Risks and what to expect after surgery

All surgeries carry certain risks, including infection, bleeding, and nerve damage. If the disk is not removed, it may crack again. If you suffer from disc degeneration, you may develop problems with other disks. Following spinal cord surgery, a certain amount of stiffness can be expected. This can be permanent.

After your surgery, you will be given specific discharge instructions regarding when to resume normal activities and when to start exercising. In some cases, physical therapy may be necessary. It is very important to follow your doctor’s recommendations. Most people recover well after disc surgery, but each case is unique. Your personal perspective depends on:

  • details of your surgery
  • any problems you may have encountered
  • your overall health

Treatment of cervical herniated disc surgery

Not all patients need neck surgery. Generally, within 4 to 6 weeks most patients receive non-surgical treatment reducing pain and symptoms. Be optimistic about your treatment plan and remember that less than 5% of spinal problems require surgery.

1. Ice or heat therapy

Applying ice for 15 or 20 minutes at a time can help reduce swelling and reduce pain. Some people may find warming for 15 or 20 minutes at a time also provides relief. Whether using ice or heat, allow 2 hours between applications to reduce the risk of skin damage.

2. Physical therapy

You may have been referred for this treatment after your surgery. Unfortunately, most people will only attend to receive their repair instructions and not follow them.

If you want to get better quickly from your surgery, you need to work on that and that means dedicating yourself to the program and participating in your sessions, as well as doing your homework. This will have a profound effect on your recovery time.

3. Medication
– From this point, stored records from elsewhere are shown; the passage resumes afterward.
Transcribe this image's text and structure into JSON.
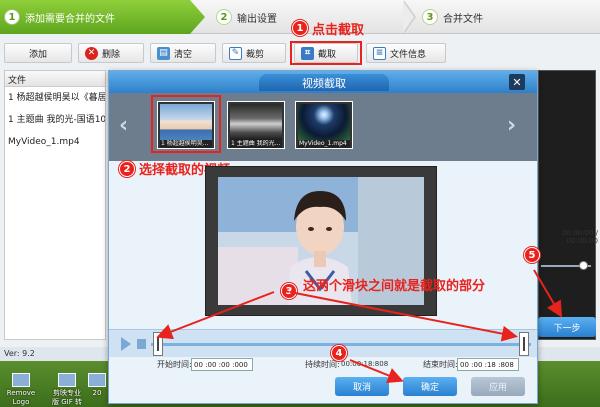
{
  "steps": [
    {
      "num": "1",
      "label": "添加需要合并的文件"
    },
    {
      "num": "2",
      "label": "输出设置"
    },
    {
      "num": "3",
      "label": "合并文件"
    }
  ],
  "toolbar": {
    "add": "添加",
    "delete": "删除",
    "clear": "清空",
    "cut": "裁剪",
    "crop": "截取",
    "info": "文件信息"
  },
  "filelist": {
    "header": "文件",
    "rows": [
      "1 杨超越侯明昊以《暮居",
      "1 主题曲 我的光-国语10",
      "MyVideo_1.mp4"
    ]
  },
  "right_panel": {
    "time": "00:00:00 / 00:00:00",
    "next": "下一步"
  },
  "status": {
    "version": "Ver: 9.2"
  },
  "desktop_icons": [
    "Remove Logo Now",
    "剪映专业版 GIF 转换",
    "20"
  ],
  "dialog": {
    "title": "视频截取",
    "close": "✕",
    "thumbs": [
      "1 杨超越侯明昊...",
      "1 主题曲 我的光...",
      "MyVideo_1.mp4"
    ],
    "start_label": "开始时间:",
    "start_value": "00 :00 :00 :000",
    "duration_label": "持续时间:",
    "duration_value": "00:00:18:808",
    "end_label": "结束时间:",
    "end_value": "00 :00 :18 :808",
    "cancel": "取消",
    "ok": "确定",
    "apply": "应用"
  },
  "annotations": {
    "a1_num": "1",
    "a1_text": "点击截取",
    "a2_num": "2",
    "a2_text": "选择截取的视频",
    "a3_num": "3",
    "a3_text": "这两个滑块之间就是截取的部分",
    "a4_num": "4",
    "a5_num": "5"
  },
  "colors": {
    "accent_red": "#e8231d",
    "accent_blue": "#2f80c9",
    "step_green": "#5ea51e"
  }
}
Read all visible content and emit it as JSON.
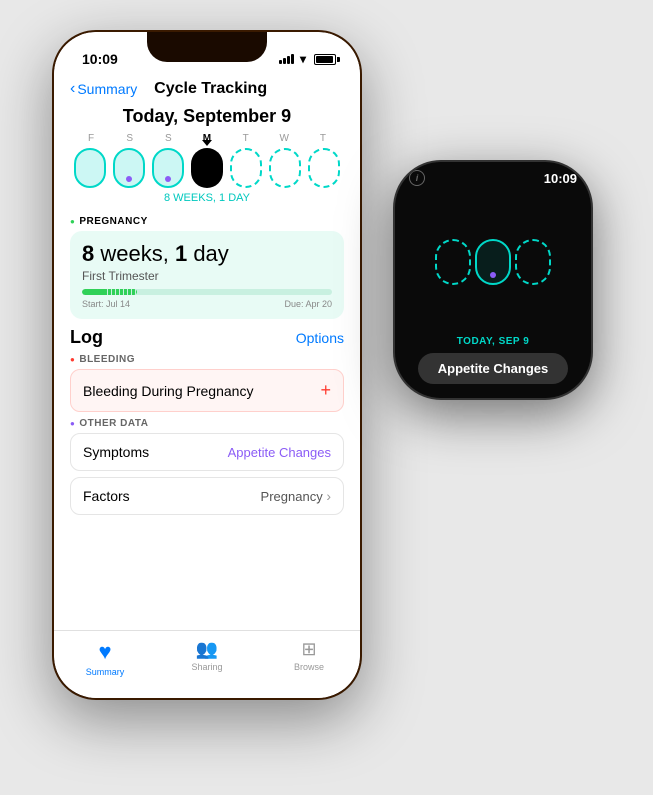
{
  "scene": {
    "background": "#e8e8e8"
  },
  "iphone": {
    "status_bar": {
      "time": "10:09"
    },
    "nav": {
      "back_label": "Summary",
      "title": "Cycle Tracking"
    },
    "date_header": "Today, September 9",
    "calendar": {
      "days": [
        "F",
        "S",
        "S",
        "M",
        "T",
        "W",
        "T"
      ],
      "weeks_label": "8 WEEKS, 1 DAY",
      "today_index": 3
    },
    "pregnancy": {
      "section_label": "PREGNANCY",
      "weeks_number": "8",
      "weeks_unit": " weeks, ",
      "days_number": "1",
      "days_unit": " day",
      "trimester": "First Trimester",
      "start_date": "Start: Jul 14",
      "due_date": "Due: Apr 20",
      "progress_percent": 22
    },
    "log": {
      "title": "Log",
      "options": "Options",
      "bleeding_section": "BLEEDING",
      "bleeding_item": "Bleeding During Pregnancy",
      "other_section": "OTHER DATA",
      "symptoms_label": "Symptoms",
      "symptoms_value": "Appetite Changes",
      "factors_label": "Factors",
      "factors_value": "Pregnancy"
    },
    "tab_bar": {
      "items": [
        {
          "label": "Summary",
          "active": true
        },
        {
          "label": "Sharing",
          "active": false
        },
        {
          "label": "Browse",
          "active": false
        }
      ]
    }
  },
  "watch": {
    "time": "10:09",
    "date": "TODAY, SEP 9",
    "pill_text": "Appetite Changes"
  },
  "icons": {
    "back": "‹",
    "plus": "+",
    "chevron": "›",
    "heart": "♥",
    "share": "👥",
    "browse": "⊞",
    "info": "i"
  }
}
Non-steroidal anti-inflammatory drugs help reduce inflammation in the body. Since some of the worst pain caused by a herniated disc results from inflammation of the nerve roots and other tissues. In-store NSAIDs are usually the first recommended medications.

4. Hydration and diet

You must make sure that your blood is full of oxygen and that it is rich in essential vitamins and minerals. This will allow your blood to flow freely and provide essential nutrients to the surgical site, helping to recover.

Although you may feel like you can relax in bed and order Chinese food every night, that is not a good idea. Instead, eat vegetables and fruits and always have water by your side. This will ensure that you stay hydrated throughout the day, fight inflammation and encourage your body to recover.

5. Surgery

The purpose of spinal surgery is to narrow the herniated disc arteries. The most common procedure is discectomy either partial or total removal of a damaged disc. This surgery is usually performed from the front of the neck.

Sometimes it is necessary to reach the herniated disc from the back by removing part of the lamina; a small plate of bones covering the spinal canal. The name of the procedure is laminotomy. In most cases, any procedure can be performed with minimal invasion, and sometimes in an outpatient surgery center for outpatients.